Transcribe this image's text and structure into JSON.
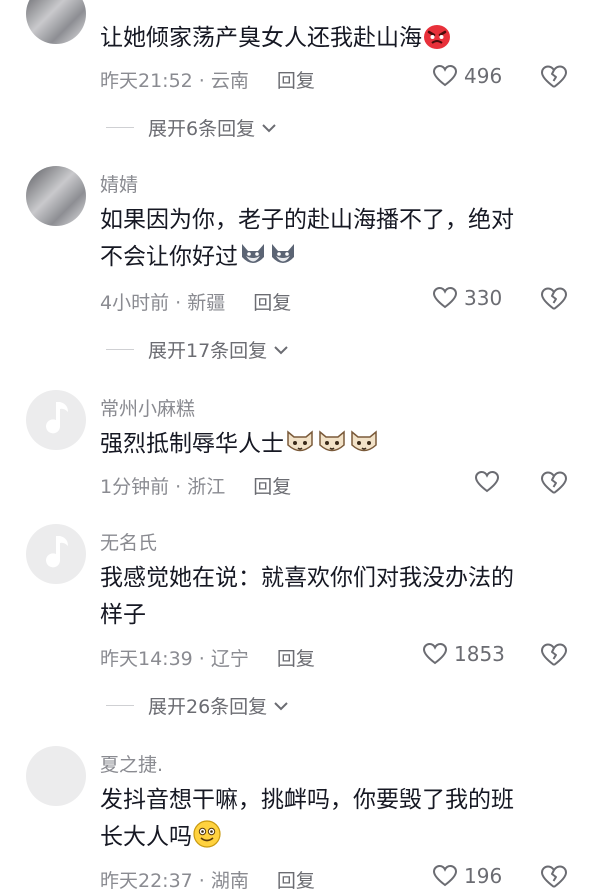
{
  "comments": [
    {
      "username": "",
      "text": "让她倾家荡产臭女人还我赴山海",
      "emoji": "angry-face",
      "time": "昨天21:52",
      "location": "云南",
      "reply_label": "回复",
      "likes": "496",
      "expand": "展开6条回复"
    },
    {
      "username": "婧婧",
      "text_line1": "如果因为你，老子的赴山海播不了，绝对",
      "text_line2": "不会让你好过",
      "emoji": "wolf-face",
      "time": "4小时前",
      "location": "新疆",
      "reply_label": "回复",
      "likes": "330",
      "expand": "展开17条回复"
    },
    {
      "username": "常州小麻糕",
      "text": "强烈抵制辱华人士",
      "emoji": "cat-face",
      "time": "1分钟前",
      "location": "浙江",
      "reply_label": "回复",
      "likes": ""
    },
    {
      "username": "无名氏",
      "text_line1": "我感觉她在说：就喜欢你们对我没办法的",
      "text_line2": "样子",
      "time": "昨天14:39",
      "location": "辽宁",
      "reply_label": "回复",
      "likes": "1853",
      "expand": "展开26条回复"
    },
    {
      "username": "夏之捷.",
      "text_line1": "发抖音想干嘛，挑衅吗，你要毁了我的班",
      "text_line2": "长大人吗",
      "emoji": "smile-face",
      "time": "昨天22:37",
      "location": "湖南",
      "reply_label": "回复",
      "likes": "196"
    }
  ],
  "separator": " · ",
  "colors": {
    "text": "#161823",
    "secondary": "#8a8b91",
    "background": "#ffffff"
  }
}
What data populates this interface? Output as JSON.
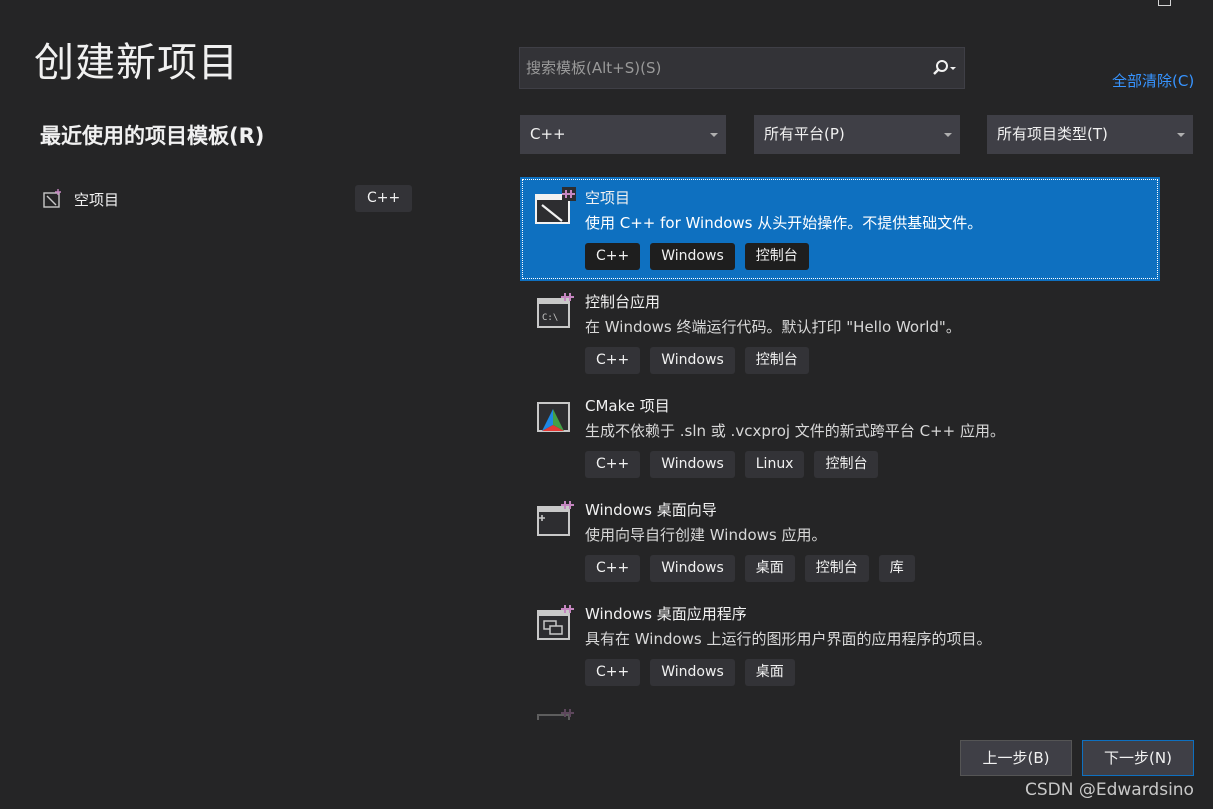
{
  "page": {
    "title": "创建新项目"
  },
  "recent": {
    "title": "最近使用的项目模板(R)",
    "items": [
      {
        "label": "空项目",
        "tag": "C++",
        "icon": "empty-project-icon"
      }
    ]
  },
  "search": {
    "placeholder": "搜索模板(Alt+S)(S)",
    "icon": "search-icon"
  },
  "clear_all": "全部清除(C)",
  "filters": {
    "language": "C++",
    "platform": "所有平台(P)",
    "project_type": "所有项目类型(T)"
  },
  "templates": [
    {
      "name": "空项目",
      "description": "使用 C++ for Windows 从头开始操作。不提供基础文件。",
      "tags": [
        "C++",
        "Windows",
        "控制台"
      ],
      "icon": "empty-project-icon",
      "selected": true
    },
    {
      "name": "控制台应用",
      "description": "在 Windows 终端运行代码。默认打印 \"Hello World\"。",
      "tags": [
        "C++",
        "Windows",
        "控制台"
      ],
      "icon": "console-app-icon"
    },
    {
      "name": "CMake 项目",
      "description": "生成不依赖于 .sln 或 .vcxproj 文件的新式跨平台 C++ 应用。",
      "tags": [
        "C++",
        "Windows",
        "Linux",
        "控制台"
      ],
      "icon": "cmake-icon"
    },
    {
      "name": "Windows 桌面向导",
      "description": "使用向导自行创建 Windows 应用。",
      "tags": [
        "C++",
        "Windows",
        "桌面",
        "控制台",
        "库"
      ],
      "icon": "desktop-wizard-icon"
    },
    {
      "name": "Windows 桌面应用程序",
      "description": "具有在 Windows 上运行的图形用户界面的应用程序的项目。",
      "tags": [
        "C++",
        "Windows",
        "桌面"
      ],
      "icon": "desktop-app-icon"
    }
  ],
  "buttons": {
    "back": "上一步(B)",
    "next": "下一步(N)"
  },
  "watermark": "CSDN @Edwardsino",
  "colors": {
    "background": "#252526",
    "accent": "#0e70c0",
    "link": "#3794ff"
  }
}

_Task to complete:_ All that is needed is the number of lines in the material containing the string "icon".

_Your response:_ 7